[Opening RECORDS FOR THE EXERCISE section]

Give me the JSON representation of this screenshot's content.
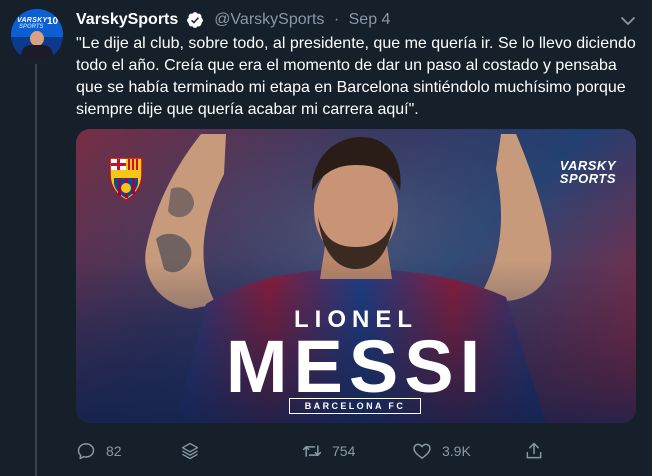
{
  "tweet": {
    "display_name": "VarskySports",
    "handle": "@VarskySports",
    "separator": "·",
    "date": "Sep 4",
    "text": "\"Le dije al club, sobre todo, al presidente, que me quería ir. Se lo llevo diciendo todo el año. Creía que era el momento de dar un paso al costado y pensaba que se había terminado mi etapa en Barcelona sintiéndolo muchísimo porque siempre dije que quería acabar mi carrera aquí\".",
    "avatar": {
      "brand_top": "VARSKY",
      "brand_bottom": "SPORTS",
      "anniversary": "10"
    }
  },
  "media": {
    "first_name": "LIONEL",
    "last_name": "MESSI",
    "club": "BARCELONA FC",
    "logo_line1": "VARSKY",
    "logo_line2": "SPORTS",
    "crest_letters": "FCB"
  },
  "actions": {
    "reply_count": "82",
    "retweet_count": "754",
    "like_count": "3.9K"
  },
  "icons": {
    "verified": "verified-badge-icon",
    "menu": "chevron-down-icon",
    "reply": "reply-icon",
    "stack": "layers-icon",
    "retweet": "retweet-icon",
    "like": "heart-icon",
    "share": "share-icon"
  },
  "colors": {
    "background": "#15202b",
    "secondary_text": "#8899a6",
    "divider": "#38444d",
    "barca_blue": "#1f3f73",
    "barca_red": "#b8222f"
  }
}
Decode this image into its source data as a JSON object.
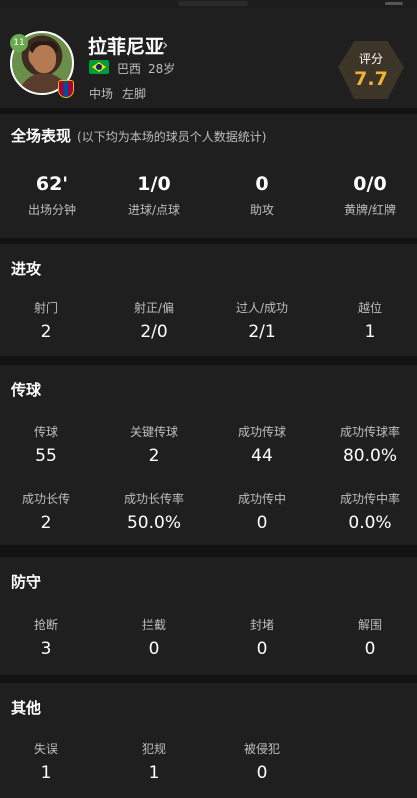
{
  "header": {
    "number": "11",
    "name": "拉菲尼亚",
    "chevron": "›",
    "nation": "巴西",
    "age": "28岁",
    "position": "中场",
    "foot": "左脚",
    "rating_label": "评分",
    "rating_value": "7.7",
    "flag_icon": "brazil-flag-icon",
    "club_icon": "barcelona-crest-icon",
    "rating_color": "#f0b232"
  },
  "summary": {
    "title": "全场表现",
    "note": "(以下均为本场的球员个人数据统计)",
    "stats": [
      {
        "value": "62'",
        "label": "出场分钟"
      },
      {
        "value": "1/0",
        "label": "进球/点球"
      },
      {
        "value": "0",
        "label": "助攻"
      },
      {
        "value": "0/0",
        "label": "黄牌/红牌"
      }
    ]
  },
  "attack": {
    "title": "进攻",
    "stats": [
      {
        "label": "射门",
        "value": "2"
      },
      {
        "label": "射正/偏",
        "value": "2/0"
      },
      {
        "label": "过人/成功",
        "value": "2/1"
      },
      {
        "label": "越位",
        "value": "1"
      }
    ]
  },
  "passing": {
    "title": "传球",
    "stats": [
      {
        "label": "传球",
        "value": "55"
      },
      {
        "label": "关键传球",
        "value": "2"
      },
      {
        "label": "成功传球",
        "value": "44"
      },
      {
        "label": "成功传球率",
        "value": "80.0%"
      },
      {
        "label": "成功长传",
        "value": "2"
      },
      {
        "label": "成功长传率",
        "value": "50.0%"
      },
      {
        "label": "成功传中",
        "value": "0"
      },
      {
        "label": "成功传中率",
        "value": "0.0%"
      }
    ]
  },
  "defense": {
    "title": "防守",
    "stats": [
      {
        "label": "抢断",
        "value": "3"
      },
      {
        "label": "拦截",
        "value": "0"
      },
      {
        "label": "封堵",
        "value": "0"
      },
      {
        "label": "解围",
        "value": "0"
      }
    ]
  },
  "other": {
    "title": "其他",
    "stats": [
      {
        "label": "失误",
        "value": "1"
      },
      {
        "label": "犯规",
        "value": "1"
      },
      {
        "label": "被侵犯",
        "value": "0"
      }
    ]
  }
}
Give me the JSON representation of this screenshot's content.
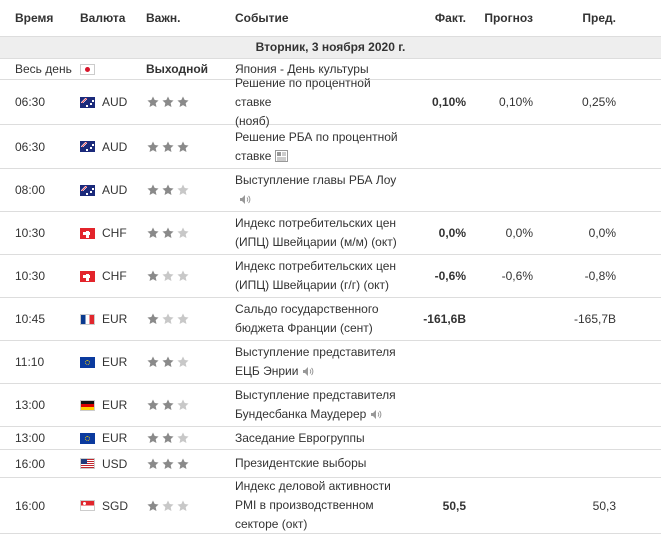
{
  "header": {
    "time": "Время",
    "currency": "Валюта",
    "importance": "Важн.",
    "event": "Событие",
    "actual": "Факт.",
    "forecast": "Прогноз",
    "previous": "Пред."
  },
  "day": "Вторник, 3 ноября 2020 г.",
  "colors": {
    "star_filled": "#8a8a8a",
    "star_empty": "#c8c8c8",
    "border": "#dddddd",
    "daybar_bg": "#eeeeee"
  },
  "rows": [
    {
      "time": "Весь день",
      "flag": "jp",
      "currency": "",
      "importance": "Выходной",
      "stars": 0,
      "event_lines": [
        "Япония - День культуры"
      ],
      "icon": "",
      "actual": "",
      "forecast": "",
      "previous": ""
    },
    {
      "time": "06:30",
      "flag": "au",
      "currency": "AUD",
      "importance": "",
      "stars": 3,
      "event_lines": [
        "Решение по процентной ставке",
        "(нояб)"
      ],
      "icon": "",
      "actual": "0,10%",
      "forecast": "0,10%",
      "previous": "0,25%"
    },
    {
      "time": "06:30",
      "flag": "au",
      "currency": "AUD",
      "importance": "",
      "stars": 3,
      "event_lines": [
        "Решение РБА по процентной",
        "ставке"
      ],
      "icon": "document-icon",
      "actual": "",
      "forecast": "",
      "previous": ""
    },
    {
      "time": "08:00",
      "flag": "au",
      "currency": "AUD",
      "importance": "",
      "stars": 2,
      "event_lines": [
        "Выступление главы РБА Лоу",
        ""
      ],
      "icon": "speaker-icon",
      "actual": "",
      "forecast": "",
      "previous": ""
    },
    {
      "time": "10:30",
      "flag": "ch",
      "currency": "CHF",
      "importance": "",
      "stars": 2,
      "event_lines": [
        "Индекс потребительских цен",
        "(ИПЦ) Швейцарии (м/м) (окт)"
      ],
      "icon": "",
      "actual": "0,0%",
      "forecast": "0,0%",
      "previous": "0,0%"
    },
    {
      "time": "10:30",
      "flag": "ch",
      "currency": "CHF",
      "importance": "",
      "stars": 1,
      "event_lines": [
        "Индекс потребительских цен",
        "(ИПЦ) Швейцарии (г/г) (окт)"
      ],
      "icon": "",
      "actual": "-0,6%",
      "forecast": "-0,6%",
      "previous": "-0,8%"
    },
    {
      "time": "10:45",
      "flag": "fr",
      "currency": "EUR",
      "importance": "",
      "stars": 1,
      "event_lines": [
        "Сальдо государственного",
        "бюджета Франции (сент)"
      ],
      "icon": "",
      "actual": "-161,6B",
      "forecast": "",
      "previous": "-165,7B"
    },
    {
      "time": "11:10",
      "flag": "eu",
      "currency": "EUR",
      "importance": "",
      "stars": 2,
      "event_lines": [
        "Выступление представителя",
        "ЕЦБ Энрии"
      ],
      "icon": "speaker-icon",
      "actual": "",
      "forecast": "",
      "previous": ""
    },
    {
      "time": "13:00",
      "flag": "de",
      "currency": "EUR",
      "importance": "",
      "stars": 2,
      "event_lines": [
        "Выступление представителя",
        "Бундесбанка Маудерер"
      ],
      "icon": "speaker-icon",
      "actual": "",
      "forecast": "",
      "previous": ""
    },
    {
      "time": "13:00",
      "flag": "eu",
      "currency": "EUR",
      "importance": "",
      "stars": 2,
      "event_lines": [
        "Заседание Еврогруппы"
      ],
      "icon": "",
      "actual": "",
      "forecast": "",
      "previous": ""
    },
    {
      "time": "16:00",
      "flag": "us",
      "currency": "USD",
      "importance": "",
      "stars": 3,
      "event_lines": [
        "Президентские выборы"
      ],
      "icon": "",
      "actual": "",
      "forecast": "",
      "previous": ""
    },
    {
      "time": "16:00",
      "flag": "sg",
      "currency": "SGD",
      "importance": "",
      "stars": 1,
      "event_lines": [
        "Индекс деловой активности",
        "PMI в производственном",
        "секторе (окт)"
      ],
      "icon": "",
      "actual": "50,5",
      "forecast": "",
      "previous": "50,3"
    }
  ]
}
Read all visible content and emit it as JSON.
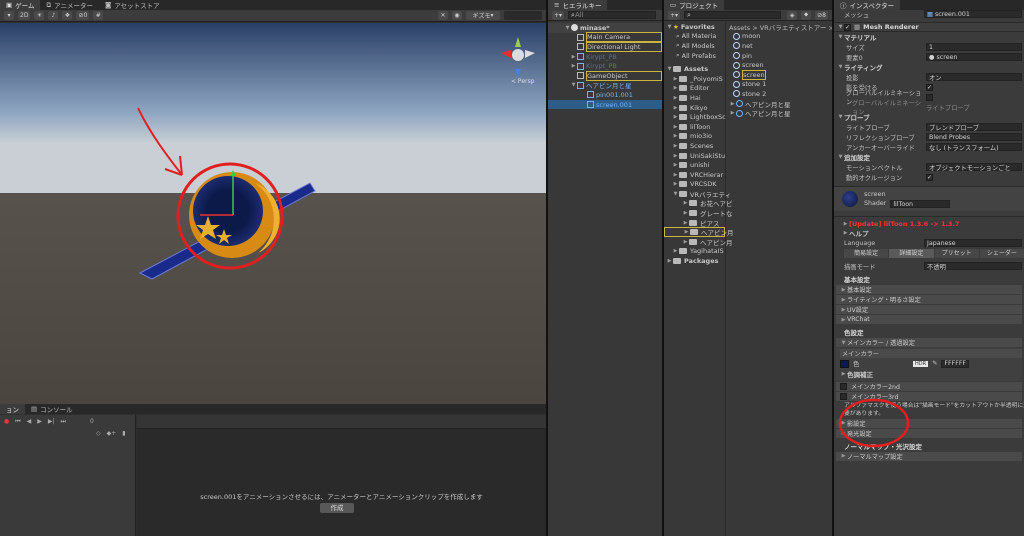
{
  "scene_panel": {
    "tabs": [
      "ゲーム",
      "アニメーター",
      "アセットストア"
    ],
    "toolbar": {
      "mode_2d": "2D",
      "gizmo_label": "ギズモ",
      "count_label": "0"
    },
    "persp_label": "< Persp"
  },
  "animation_panel": {
    "tabs": [
      "ョン",
      "コンソール"
    ],
    "frame": "0",
    "message": "screen.001をアニメーションさせるには、アニメーターとアニメーションクリップを作成します",
    "create_button": "作成"
  },
  "hierarchy": {
    "tab": "ヒエラルキー",
    "search_placeholder": "All",
    "scene_name": "minase*",
    "items": [
      {
        "label": "Main Camera",
        "type": "go",
        "indent": 2
      },
      {
        "label": "Directional Light",
        "type": "go",
        "indent": 2
      },
      {
        "label": "Kirypt_PB",
        "type": "prefab-dim",
        "indent": 2
      },
      {
        "label": "Kirypt_PB",
        "type": "prefab-dim",
        "indent": 2
      },
      {
        "label": "GameObject",
        "type": "go",
        "indent": 2
      },
      {
        "label": "ヘアピン月と星",
        "type": "prefab",
        "indent": 2
      },
      {
        "label": "pin001.001",
        "type": "child",
        "indent": 3
      },
      {
        "label": "screen.001",
        "type": "child-selected",
        "indent": 3
      }
    ]
  },
  "project": {
    "tab": "プロジェクト",
    "favorites_label": "Favorites",
    "favorites": [
      "All Materia",
      "All Models",
      "All Prefabs"
    ],
    "assets_label": "Assets",
    "folders": [
      "_PoiyomiS",
      "Editor",
      "Hai",
      "Kikyo",
      "LightboxSc",
      "lilToon",
      "mio3io",
      "Scenes",
      "UniSakiStu",
      "unishi",
      "VRCHierar",
      "VRCSDK",
      "VRバラエティ",
      "お花ヘアピ",
      "グレートな",
      "ピアス",
      "ヘアピン月",
      "ヘアピン月",
      "YagihataIS"
    ],
    "packages_label": "Packages",
    "breadcrumb": "Assets > VRバラエティストアー >",
    "assets": [
      "moon",
      "net",
      "pin",
      "screen",
      "screen",
      "stone 1",
      "stone 2",
      "ヘアピン月と星",
      "ヘアピン月と星"
    ],
    "badge_count": "8"
  },
  "inspector": {
    "tab": "インスペクター",
    "mesh_label": "メッシュ",
    "mesh_value": "screen.001",
    "component": "Mesh Renderer",
    "materials_header": "マテリアル",
    "size_label": "サイズ",
    "size_value": "1",
    "element_label": "要素0",
    "element_value": "screen",
    "lighting_header": "ライティング",
    "cast_label": "投影",
    "cast_value": "オン",
    "receive_label": "影を受ける",
    "gi_label": "グローバルイルミネーション",
    "gi2_label": "グローバルイルミネーション",
    "gi2_value": "ライトプローブ",
    "probes_header": "プローブ",
    "lightprobe_label": "ライトプローブ",
    "lightprobe_value": "ブレンドプローブ",
    "reflection_label": "リフレクションプローブ",
    "reflection_value": "Blend Probes",
    "anchor_label": "アンカーオーバーライド",
    "anchor_value": "なし (トランスフォーム)",
    "extra_header": "追加設定",
    "motion_label": "モーションベクトル",
    "motion_value": "オブジェクトモーションごと",
    "occlusion_label": "動的オクルージョン",
    "material_name": "screen",
    "shader_label": "Shader",
    "shader_value": "lilToon",
    "update_notice": "[Update] lilToon 1.3.6 -> 1.3.7",
    "help_label": "ヘルプ",
    "language_label": "Language",
    "language_value": "Japanese",
    "mode_tabs": [
      "簡易設定",
      "詳細設定",
      "プリセット",
      "シェーダー"
    ],
    "render_mode_label": "描画モード",
    "render_mode_value": "不透明",
    "basic_header": "基本設定",
    "foldouts": [
      "基本設定",
      "ライティング・明るさ設定",
      "UV設定",
      "VRChat"
    ],
    "color_header": "色設定",
    "main_color_bar": "メインカラー / 透過設定",
    "main_color_title": "メインカラー",
    "color_label": "色",
    "hdr_label": "HDR",
    "color_hex": "FFFFFF",
    "tone_label": "色調補正",
    "main_color2": "メインカラー2nd",
    "main_color3": "メインカラー3rd",
    "alpha_note": "アルファマスクを使う場合は\"描画モード\"をカットアウトか半透明に変更",
    "alpha_note2": "要があります。",
    "lower_bars": [
      "影設定",
      "発光設定"
    ],
    "normal_header": "ノーマルマップ・光沢設定",
    "normal_bar": "ノーマルマップ設定"
  },
  "colors": {
    "accent_red": "#e02020",
    "selection": "#2c5d87",
    "prefab_blue": "#6fb3ff",
    "update_red": "#ff3030"
  }
}
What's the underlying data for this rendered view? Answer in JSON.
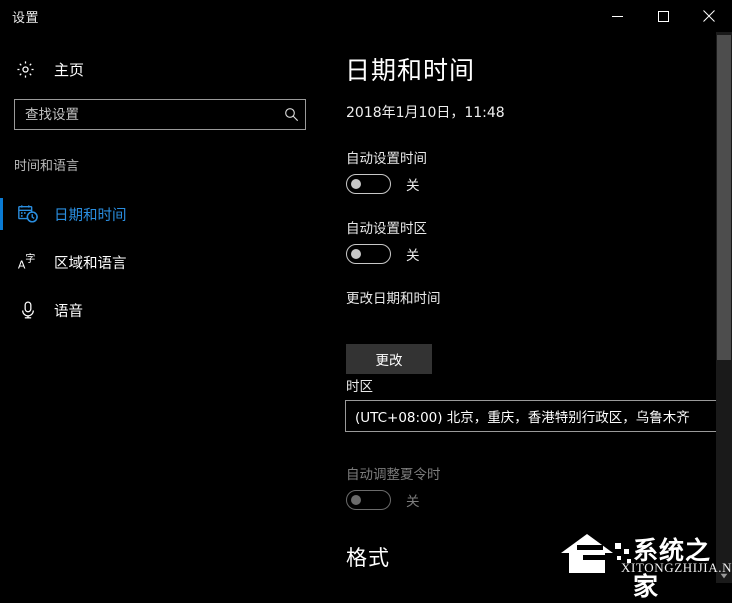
{
  "window": {
    "title": "设置",
    "controls": {
      "minimize": "最小化",
      "maximize": "最大化",
      "close": "关闭"
    }
  },
  "sidebar": {
    "home": {
      "label": "主页",
      "icon": "gear-icon"
    },
    "search": {
      "placeholder": "查找设置",
      "value": "",
      "icon": "search-icon"
    },
    "group_header": "时间和语言",
    "items": [
      {
        "label": "日期和时间",
        "icon": "calendar-clock-icon",
        "selected": true
      },
      {
        "label": "区域和语言",
        "icon": "language-a-icon",
        "selected": false
      },
      {
        "label": "语音",
        "icon": "microphone-icon",
        "selected": false
      }
    ]
  },
  "main": {
    "page_title": "日期和时间",
    "current_datetime": "2018年1月10日，11:48",
    "auto_time": {
      "label": "自动设置时间",
      "state": "关",
      "enabled": true
    },
    "auto_timezone": {
      "label": "自动设置时区",
      "state": "关",
      "enabled": true
    },
    "change_datetime": {
      "label": "更改日期和时间",
      "button": "更改"
    },
    "timezone": {
      "label": "时区",
      "value": "(UTC+08:00) 北京，重庆，香港特别行政区，乌鲁木齐"
    },
    "daylight_saving": {
      "label": "自动调整夏令时",
      "state": "关",
      "enabled": false
    },
    "format_heading": "格式"
  },
  "scrollbar": {
    "up_arrow": "▲",
    "down_arrow": "▼"
  },
  "watermark": {
    "cn": "系统之家",
    "en": "XITONGZHIJIA.NET"
  },
  "colors": {
    "accent": "#0a7bd4",
    "accent_text": "#2a8ee0",
    "background": "#000000",
    "button": "#333333",
    "border": "#9a9a9a",
    "disabled_text": "#7c7c7c"
  }
}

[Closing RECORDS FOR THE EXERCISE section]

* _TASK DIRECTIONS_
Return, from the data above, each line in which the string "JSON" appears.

* _THE ANSWER_
Give me the JSON representation of this screenshot's content.
Decode this image into its source data as a JSON object.
Give me the JSON representation of this screenshot's content.
Read all visible content and emit it as JSON.
What's the underlying data for this rendered view? Answer in JSON.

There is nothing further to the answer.